Esophagitis - Topic Overview
What is esophagitis?
irritation or inflammation of the
esophagus . The esophagus is the tube that carries food
from your throat to your stomach.
Esophagitis can be painful and can make it hard to
What causes esophagitis?
Gastroesophageal reflux disease, or GERD, is the most common cause of esophagitis. When
you have GERD, stomach acid and juices flow backward into your esophagus. This
can irritate the esophagus.
Other causes include:
A hiatal hernia.
- Medicines that irritate the esophagus, including:
- Vitamin and mineral supplements, such as
vitamin C, iron, and potassium pills.
- Infection. People who have a
weak immune system are more likely to get esophagitis.
This includes people with
diabetes, or kidney problems, as well as older adults
and people who take
- Certain diseases that
make it hard to swallow, such as
- Food allergies, especially to
seafood, milk, nuts, soy, or eggs.
What are the symptoms?
Common symptoms of
Sometimes it also causes:
- Belly pain.
How is esophagitis diagnosed?
Your doctor will ask
about your symptoms and past health. He or she may do tests such as:
endoscopy.
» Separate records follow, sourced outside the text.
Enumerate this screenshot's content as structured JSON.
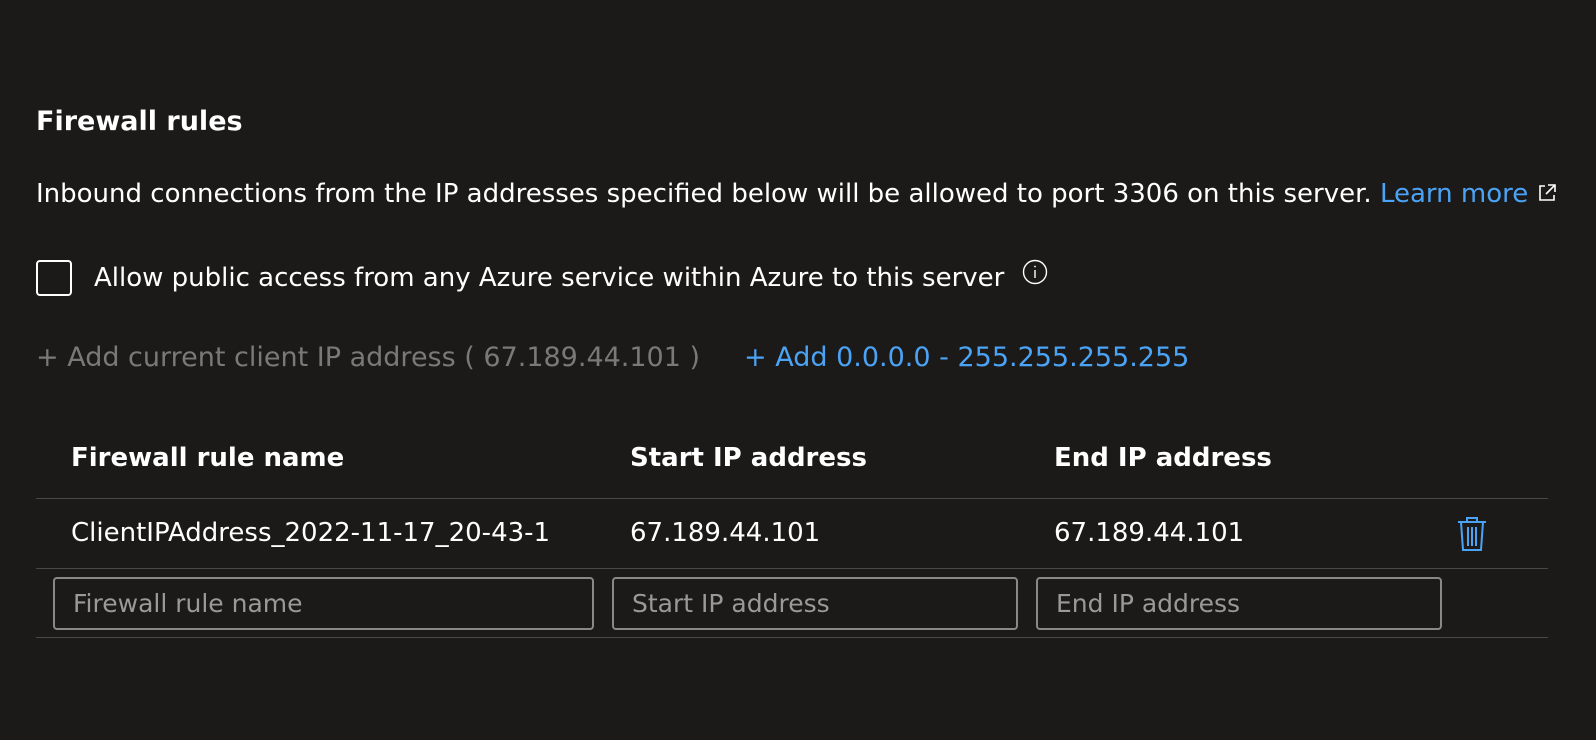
{
  "section": {
    "title": "Firewall rules",
    "description": "Inbound connections from the IP addresses specified below will be allowed to port 3306 on this server.",
    "learn_more": "Learn more"
  },
  "azure_access": {
    "label": "Allow public access from any Azure service within Azure to this server",
    "checked": false
  },
  "actions": {
    "add_client_ip": "+ Add current client IP address ( 67.189.44.101 )",
    "add_all_ips": "+ Add 0.0.0.0 - 255.255.255.255"
  },
  "table": {
    "headers": [
      "Firewall rule name",
      "Start IP address",
      "End IP address"
    ],
    "rows": [
      {
        "name": "ClientIPAddress_2022-11-17_20-43-1",
        "start_ip": "67.189.44.101",
        "end_ip": "67.189.44.101"
      }
    ],
    "new_rule": {
      "name_placeholder": "Firewall rule name",
      "start_placeholder": "Start IP address",
      "end_placeholder": "End IP address"
    }
  },
  "icons": {
    "external_link": "external-link-icon",
    "info": "info-icon",
    "delete": "trash-icon"
  },
  "colors": {
    "background": "#1b1a19",
    "link": "#4ba3f5",
    "disabled": "#7a7978",
    "divider": "#4a4847"
  }
}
During this test, the doctor puts a thin,
flexible tube down your throat to look at your esophagus. This test also lets
the doctor get a sample of the cells to test for infection. Sometimes a small
piece of tissue is removed for a
biopsy. A biopsy is a test that checks for
inflammation or cancer cells.
- A barium swallow. This is an X-ray
of the throat and esophagus. Before the X-ray, you will drink a chalky liquid
called barium. Barium coats the inside of your esophagus so that it shows up
better on an X-ray.
How is it treated?
The treatment you need depends
on what is causing the esophagitis. If you have esophagitis caused by
acid reflux or GERD, your doctor will likely recommend
that you change your diet, lose weight if needed, and make other lifestyle
changes. Here are some things to try:
- Change your eating habits.
- It?s best to eat several small meals
instead of two or three large meals.
- After you eat, wait 2 to 3
hours before you lie down. Late-night snacks aren't a good
- Chocolate, mint, and alcohol can make GERD worse. They relax
the valve between the esophagus and the stomach.
- Spicy foods, foods
that have a lot of acid (like tomatoes and oranges), and coffee can make GERD
symptoms worse in some people. If your symptoms are worse after you eat a
certain food, you may want to stop eating that food to see if your symptoms get
- Do not smoke or use smokeless tobacco.
you have GERD symptoms at night, raise the head of your bed
6 in. (15 cm) to
8 in. (20 cm) by putting the
frame on blocks or placing a foam wedge under the head of your mattress.
(Adding extra pillows does not work.)
- Do not wear tight clothing
around your middle.
- Lose weight if you need to. Losing just 5 to
10 pounds can help.